Genetic Modification Bill Doesn’t Go Far Enough

Andy Monserud

It’s October, and even in this odd-numbered year, election season is upon us. And this year, we’re actually being encouraged to care. While odd years don’t usually have much at stake for Whitman students, the past few weeks have seen a rise in get-out-the-vote campaigning, from posters plastered on the walls of academic buildings to the guy who handed me a voter-registration form while I walked into my dorm on Friday.

Much of this rise in voter recruitment enthusiasm stems not from the handful of Walla Walla city and county offices up for grabs this year, but from Initiative Measure 522, a bill added to the ballot this year that would require labels on some genetically modified foods. The bill resembles similar ballot initiatives proposed in California last year and Oregon in 2002, neither of which passed. A number of Whitman students have shown a strong interest in the campaign, but the bill is all but toothless. Though it has high symbolic value as a fight against Big Agro, this battle was poorly picked. Genetic modification is a losing issue for the opponents of Monsanto and its ilk, and I-522 is hardly a fight worth picking.

First, there’s no evidence that genetic modification is harmful, so labeling genetically modified food is a difficult position to defend. Excessive and unnecessary regulation is a hot topic these days, and while the Tea Partiers in Congress continue to humiliate themselves with the backfiring let’s-shut-down-the-government ploy of last week, voters are still wary of involving the government where it doesn’t need to be (in no small part because of its recent show of incompetence). The bill doesn’t even cover GMOs comprehensively. Exceptions include alcohol, animals that have not been genetically engineered but have eaten or been injected with genetically engineered materials, and food processed with genetically engineered materials. (The full text of the bill can be found online at the Office of the Secretary of State’s website, for those interested in learning more.) Not that this matters, because it’s not harmful anyway, but if the objective is to encourage competition from organic farmers, we could at least go all the way with it.

Should the bill actually pass, the proposed labeling might discourage purchase of genetically modified food, but only among those who can afford to look at food labels in the first place. Frankly, affluent people already consume most of the organic food in the United States. Companies like Monsanto make most of their money off of those people who can’t afford to care about things that a) cost more money and b) don’t impact their health. And they’re right not to care. GMOs have thus far proved entirely harmless to humans. Why refuse to buy something simply because it makes good use of promising technology? The baby is going out with the bath water. What’s more, Big Agro will undoubtedly survive this fairly insignificant issue; we can’t seem to get rid of the bath water.

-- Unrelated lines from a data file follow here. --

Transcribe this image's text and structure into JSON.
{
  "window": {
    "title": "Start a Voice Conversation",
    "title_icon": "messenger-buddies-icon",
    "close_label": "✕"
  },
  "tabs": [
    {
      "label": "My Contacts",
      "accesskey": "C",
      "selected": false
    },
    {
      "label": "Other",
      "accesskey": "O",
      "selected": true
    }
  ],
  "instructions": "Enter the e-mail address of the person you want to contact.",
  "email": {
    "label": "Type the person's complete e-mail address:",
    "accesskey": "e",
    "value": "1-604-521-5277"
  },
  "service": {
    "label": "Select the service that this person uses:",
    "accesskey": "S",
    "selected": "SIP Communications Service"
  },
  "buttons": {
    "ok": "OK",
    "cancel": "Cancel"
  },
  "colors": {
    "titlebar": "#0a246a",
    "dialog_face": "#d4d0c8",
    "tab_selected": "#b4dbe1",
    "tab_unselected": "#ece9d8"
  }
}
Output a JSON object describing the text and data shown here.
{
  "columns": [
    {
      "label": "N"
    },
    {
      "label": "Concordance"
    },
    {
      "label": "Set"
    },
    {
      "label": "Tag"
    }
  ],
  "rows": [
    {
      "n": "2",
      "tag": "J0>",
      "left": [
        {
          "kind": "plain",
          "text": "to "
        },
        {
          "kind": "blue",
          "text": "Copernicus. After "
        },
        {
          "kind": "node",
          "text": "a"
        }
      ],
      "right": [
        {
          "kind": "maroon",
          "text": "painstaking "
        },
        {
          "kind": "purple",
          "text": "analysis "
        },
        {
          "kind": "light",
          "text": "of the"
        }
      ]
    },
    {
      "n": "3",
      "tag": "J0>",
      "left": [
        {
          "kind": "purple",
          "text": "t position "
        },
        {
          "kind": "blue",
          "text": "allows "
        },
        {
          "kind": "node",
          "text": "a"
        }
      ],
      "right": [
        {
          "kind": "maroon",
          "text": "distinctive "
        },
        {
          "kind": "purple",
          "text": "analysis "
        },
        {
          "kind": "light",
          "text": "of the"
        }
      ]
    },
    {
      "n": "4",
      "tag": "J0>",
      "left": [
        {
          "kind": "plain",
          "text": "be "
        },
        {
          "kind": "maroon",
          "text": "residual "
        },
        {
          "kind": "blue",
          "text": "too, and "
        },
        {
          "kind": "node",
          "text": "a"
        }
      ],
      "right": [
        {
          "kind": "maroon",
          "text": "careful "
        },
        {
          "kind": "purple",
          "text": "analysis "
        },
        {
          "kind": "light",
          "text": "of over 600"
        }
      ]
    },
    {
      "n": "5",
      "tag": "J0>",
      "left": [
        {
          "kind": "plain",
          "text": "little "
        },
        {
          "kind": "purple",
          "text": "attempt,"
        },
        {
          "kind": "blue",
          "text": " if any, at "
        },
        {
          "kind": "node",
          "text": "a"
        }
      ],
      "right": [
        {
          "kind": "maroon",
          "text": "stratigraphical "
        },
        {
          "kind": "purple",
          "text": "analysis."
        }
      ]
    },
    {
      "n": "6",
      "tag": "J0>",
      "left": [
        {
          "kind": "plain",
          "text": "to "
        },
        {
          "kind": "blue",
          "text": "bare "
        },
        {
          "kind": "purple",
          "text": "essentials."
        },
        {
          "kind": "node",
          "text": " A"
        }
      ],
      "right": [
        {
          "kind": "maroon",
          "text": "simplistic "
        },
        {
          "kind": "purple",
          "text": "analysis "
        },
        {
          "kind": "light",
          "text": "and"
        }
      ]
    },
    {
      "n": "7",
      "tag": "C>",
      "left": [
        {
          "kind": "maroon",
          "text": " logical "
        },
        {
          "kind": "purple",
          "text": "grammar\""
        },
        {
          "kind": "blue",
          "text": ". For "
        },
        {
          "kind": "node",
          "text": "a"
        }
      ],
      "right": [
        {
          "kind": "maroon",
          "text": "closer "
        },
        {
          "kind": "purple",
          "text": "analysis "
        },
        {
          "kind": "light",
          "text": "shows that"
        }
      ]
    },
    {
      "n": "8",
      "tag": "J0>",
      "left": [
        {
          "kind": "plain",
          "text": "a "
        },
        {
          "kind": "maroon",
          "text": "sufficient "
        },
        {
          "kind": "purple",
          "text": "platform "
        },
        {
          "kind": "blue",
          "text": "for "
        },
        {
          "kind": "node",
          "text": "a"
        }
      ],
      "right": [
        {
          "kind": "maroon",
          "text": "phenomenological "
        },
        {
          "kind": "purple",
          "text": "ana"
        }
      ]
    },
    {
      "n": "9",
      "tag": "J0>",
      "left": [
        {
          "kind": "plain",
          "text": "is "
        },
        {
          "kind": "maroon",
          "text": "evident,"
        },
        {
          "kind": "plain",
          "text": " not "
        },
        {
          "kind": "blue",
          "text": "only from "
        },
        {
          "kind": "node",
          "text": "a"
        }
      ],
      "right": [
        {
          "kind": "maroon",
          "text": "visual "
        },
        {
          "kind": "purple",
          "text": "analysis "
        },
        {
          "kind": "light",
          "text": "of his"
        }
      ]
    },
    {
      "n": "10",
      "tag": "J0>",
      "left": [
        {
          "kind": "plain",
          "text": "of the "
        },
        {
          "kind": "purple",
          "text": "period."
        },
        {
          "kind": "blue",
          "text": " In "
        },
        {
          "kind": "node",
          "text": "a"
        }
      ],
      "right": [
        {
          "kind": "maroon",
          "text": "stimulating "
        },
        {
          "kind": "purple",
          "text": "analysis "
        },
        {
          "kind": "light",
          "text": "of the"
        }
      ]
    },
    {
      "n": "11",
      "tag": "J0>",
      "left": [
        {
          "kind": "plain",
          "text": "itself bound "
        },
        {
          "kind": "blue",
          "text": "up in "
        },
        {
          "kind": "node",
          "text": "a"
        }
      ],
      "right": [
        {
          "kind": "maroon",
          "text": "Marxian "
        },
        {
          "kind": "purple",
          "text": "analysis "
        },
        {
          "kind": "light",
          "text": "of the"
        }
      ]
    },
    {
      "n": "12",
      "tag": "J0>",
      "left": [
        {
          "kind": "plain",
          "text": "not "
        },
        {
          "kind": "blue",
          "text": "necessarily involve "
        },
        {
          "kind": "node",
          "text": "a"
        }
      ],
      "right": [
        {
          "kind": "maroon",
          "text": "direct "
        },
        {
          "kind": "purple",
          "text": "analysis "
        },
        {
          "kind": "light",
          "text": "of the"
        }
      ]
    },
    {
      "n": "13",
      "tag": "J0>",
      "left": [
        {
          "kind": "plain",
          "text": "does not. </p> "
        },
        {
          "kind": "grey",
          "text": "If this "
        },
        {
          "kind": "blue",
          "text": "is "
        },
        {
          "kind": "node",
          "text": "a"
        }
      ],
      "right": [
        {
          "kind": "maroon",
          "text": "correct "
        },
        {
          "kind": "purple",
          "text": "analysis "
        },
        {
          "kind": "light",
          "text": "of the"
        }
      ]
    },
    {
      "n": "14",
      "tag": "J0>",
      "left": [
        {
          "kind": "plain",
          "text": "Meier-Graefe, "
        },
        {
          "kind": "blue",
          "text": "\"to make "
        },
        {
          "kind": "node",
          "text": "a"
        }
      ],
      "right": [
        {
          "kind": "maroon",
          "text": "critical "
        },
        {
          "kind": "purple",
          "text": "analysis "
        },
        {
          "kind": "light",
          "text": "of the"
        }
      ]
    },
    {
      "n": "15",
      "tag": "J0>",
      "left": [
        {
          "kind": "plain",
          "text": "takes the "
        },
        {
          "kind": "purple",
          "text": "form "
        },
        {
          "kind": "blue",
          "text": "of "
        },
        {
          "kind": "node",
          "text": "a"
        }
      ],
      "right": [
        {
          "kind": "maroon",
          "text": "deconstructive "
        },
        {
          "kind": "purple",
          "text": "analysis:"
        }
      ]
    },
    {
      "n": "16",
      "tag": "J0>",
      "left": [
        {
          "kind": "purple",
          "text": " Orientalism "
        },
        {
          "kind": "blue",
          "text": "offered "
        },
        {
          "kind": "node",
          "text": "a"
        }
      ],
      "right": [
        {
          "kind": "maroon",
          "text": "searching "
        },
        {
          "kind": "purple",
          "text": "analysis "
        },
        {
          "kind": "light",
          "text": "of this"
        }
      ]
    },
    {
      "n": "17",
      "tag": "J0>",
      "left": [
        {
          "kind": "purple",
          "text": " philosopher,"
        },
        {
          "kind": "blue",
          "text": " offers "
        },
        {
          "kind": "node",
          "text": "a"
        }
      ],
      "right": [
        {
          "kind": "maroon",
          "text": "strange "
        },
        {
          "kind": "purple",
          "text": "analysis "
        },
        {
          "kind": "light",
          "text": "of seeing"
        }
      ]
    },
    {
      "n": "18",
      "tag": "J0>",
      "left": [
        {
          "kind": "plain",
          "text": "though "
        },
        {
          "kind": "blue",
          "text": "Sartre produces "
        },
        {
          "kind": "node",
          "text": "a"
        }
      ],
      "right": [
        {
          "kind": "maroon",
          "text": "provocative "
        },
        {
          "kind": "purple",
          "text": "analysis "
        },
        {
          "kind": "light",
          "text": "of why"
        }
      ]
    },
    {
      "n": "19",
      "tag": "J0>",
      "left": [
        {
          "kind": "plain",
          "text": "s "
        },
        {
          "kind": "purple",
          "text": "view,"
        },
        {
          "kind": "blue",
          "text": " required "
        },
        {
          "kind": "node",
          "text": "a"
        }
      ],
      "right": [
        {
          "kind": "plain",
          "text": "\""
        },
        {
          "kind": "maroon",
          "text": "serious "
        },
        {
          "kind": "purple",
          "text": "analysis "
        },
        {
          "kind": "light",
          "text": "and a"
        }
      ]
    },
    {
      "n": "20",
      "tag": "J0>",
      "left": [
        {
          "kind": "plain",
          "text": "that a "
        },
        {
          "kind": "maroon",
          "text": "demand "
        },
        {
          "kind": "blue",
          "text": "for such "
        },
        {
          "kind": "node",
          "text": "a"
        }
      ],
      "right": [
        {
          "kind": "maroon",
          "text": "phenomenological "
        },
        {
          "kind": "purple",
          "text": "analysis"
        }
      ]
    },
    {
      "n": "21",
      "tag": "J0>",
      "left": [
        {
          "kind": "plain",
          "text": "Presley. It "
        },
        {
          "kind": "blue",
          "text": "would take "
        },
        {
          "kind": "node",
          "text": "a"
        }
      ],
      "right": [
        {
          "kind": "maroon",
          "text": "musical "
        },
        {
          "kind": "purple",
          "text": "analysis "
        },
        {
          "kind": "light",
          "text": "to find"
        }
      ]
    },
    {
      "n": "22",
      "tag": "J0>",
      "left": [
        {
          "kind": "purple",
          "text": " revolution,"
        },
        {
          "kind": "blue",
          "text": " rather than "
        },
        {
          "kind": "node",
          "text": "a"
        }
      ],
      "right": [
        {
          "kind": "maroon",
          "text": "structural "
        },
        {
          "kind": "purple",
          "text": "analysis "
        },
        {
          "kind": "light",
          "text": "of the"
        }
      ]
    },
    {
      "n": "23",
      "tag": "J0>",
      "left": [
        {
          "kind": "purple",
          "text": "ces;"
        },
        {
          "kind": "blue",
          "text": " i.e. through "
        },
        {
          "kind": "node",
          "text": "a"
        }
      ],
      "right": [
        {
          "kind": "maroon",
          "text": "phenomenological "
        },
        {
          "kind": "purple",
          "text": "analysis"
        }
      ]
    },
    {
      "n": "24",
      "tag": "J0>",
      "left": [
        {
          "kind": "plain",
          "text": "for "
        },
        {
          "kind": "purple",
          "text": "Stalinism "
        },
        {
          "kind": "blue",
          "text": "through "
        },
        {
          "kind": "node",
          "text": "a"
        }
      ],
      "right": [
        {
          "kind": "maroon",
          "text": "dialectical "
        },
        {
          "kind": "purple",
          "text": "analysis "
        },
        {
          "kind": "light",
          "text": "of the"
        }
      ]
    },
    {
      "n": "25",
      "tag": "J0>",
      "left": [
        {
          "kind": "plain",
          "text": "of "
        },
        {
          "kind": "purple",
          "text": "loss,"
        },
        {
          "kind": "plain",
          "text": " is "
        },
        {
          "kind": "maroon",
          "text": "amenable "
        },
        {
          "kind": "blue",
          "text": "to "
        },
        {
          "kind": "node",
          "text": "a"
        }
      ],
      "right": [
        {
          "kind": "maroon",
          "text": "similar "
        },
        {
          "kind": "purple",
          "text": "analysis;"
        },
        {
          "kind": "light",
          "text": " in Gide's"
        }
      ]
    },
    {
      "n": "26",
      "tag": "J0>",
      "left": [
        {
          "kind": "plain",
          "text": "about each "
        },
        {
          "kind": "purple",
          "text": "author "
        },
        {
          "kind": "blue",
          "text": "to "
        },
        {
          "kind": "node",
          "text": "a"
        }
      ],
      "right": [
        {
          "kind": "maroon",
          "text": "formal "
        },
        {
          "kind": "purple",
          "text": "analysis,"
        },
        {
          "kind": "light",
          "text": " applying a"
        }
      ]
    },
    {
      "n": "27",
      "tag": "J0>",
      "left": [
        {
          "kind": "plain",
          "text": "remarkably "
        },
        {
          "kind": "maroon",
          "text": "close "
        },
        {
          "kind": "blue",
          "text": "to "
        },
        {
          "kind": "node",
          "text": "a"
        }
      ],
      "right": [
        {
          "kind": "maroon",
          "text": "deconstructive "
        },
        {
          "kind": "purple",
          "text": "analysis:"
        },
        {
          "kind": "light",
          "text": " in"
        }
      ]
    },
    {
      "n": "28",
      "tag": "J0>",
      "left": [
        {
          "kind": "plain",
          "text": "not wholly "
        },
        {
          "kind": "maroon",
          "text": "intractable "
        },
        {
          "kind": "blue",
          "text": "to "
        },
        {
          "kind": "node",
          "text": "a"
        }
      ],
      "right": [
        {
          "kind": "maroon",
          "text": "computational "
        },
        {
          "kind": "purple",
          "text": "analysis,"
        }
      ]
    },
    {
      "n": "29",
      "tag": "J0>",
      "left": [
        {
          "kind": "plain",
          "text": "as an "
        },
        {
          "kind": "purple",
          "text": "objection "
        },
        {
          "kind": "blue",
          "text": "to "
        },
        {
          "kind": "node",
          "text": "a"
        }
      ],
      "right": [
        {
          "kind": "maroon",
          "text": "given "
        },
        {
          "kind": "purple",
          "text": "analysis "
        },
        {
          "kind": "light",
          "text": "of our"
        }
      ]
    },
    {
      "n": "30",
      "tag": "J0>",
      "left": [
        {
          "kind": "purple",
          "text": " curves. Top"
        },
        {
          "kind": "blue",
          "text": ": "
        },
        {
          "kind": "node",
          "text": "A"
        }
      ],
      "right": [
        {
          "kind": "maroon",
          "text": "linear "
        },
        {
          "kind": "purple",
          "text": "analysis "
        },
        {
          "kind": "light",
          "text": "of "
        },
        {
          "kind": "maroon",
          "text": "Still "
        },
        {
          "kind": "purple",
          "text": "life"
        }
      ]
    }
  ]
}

While I’m all about fighting Big Agro and its monopolistic grip on American food production and consumption, genetic modification simply doesn’t have the teeth to make much difference in the American food economy. What Washington –– and the entire United States –– needs to address is not a generally harmless practice that allows us to make food cheaply and efficiently. Instead of directly attacking the monopolistic forces lobbying against this largely symbolic legislation, Washington’s food-reforming legislators are using a passive, ineffective and somewhat underhanded method that makes them look like so many complaining hippies, rather than coming out to attack the all-encompassing conglomerates that own American agribusiness directly.

Why not take on the issue directly and demand better inspection of food processing plants, higher standards for processing of meat and subsidies to decrease the cost of organic foods? All these would have a positive impact on the food we consume, and no beating around the bush. The food industry has found one efficient way to get more food without endangering consumers. Let’s let them have it, and instead focus on the stuff we should actually worry about.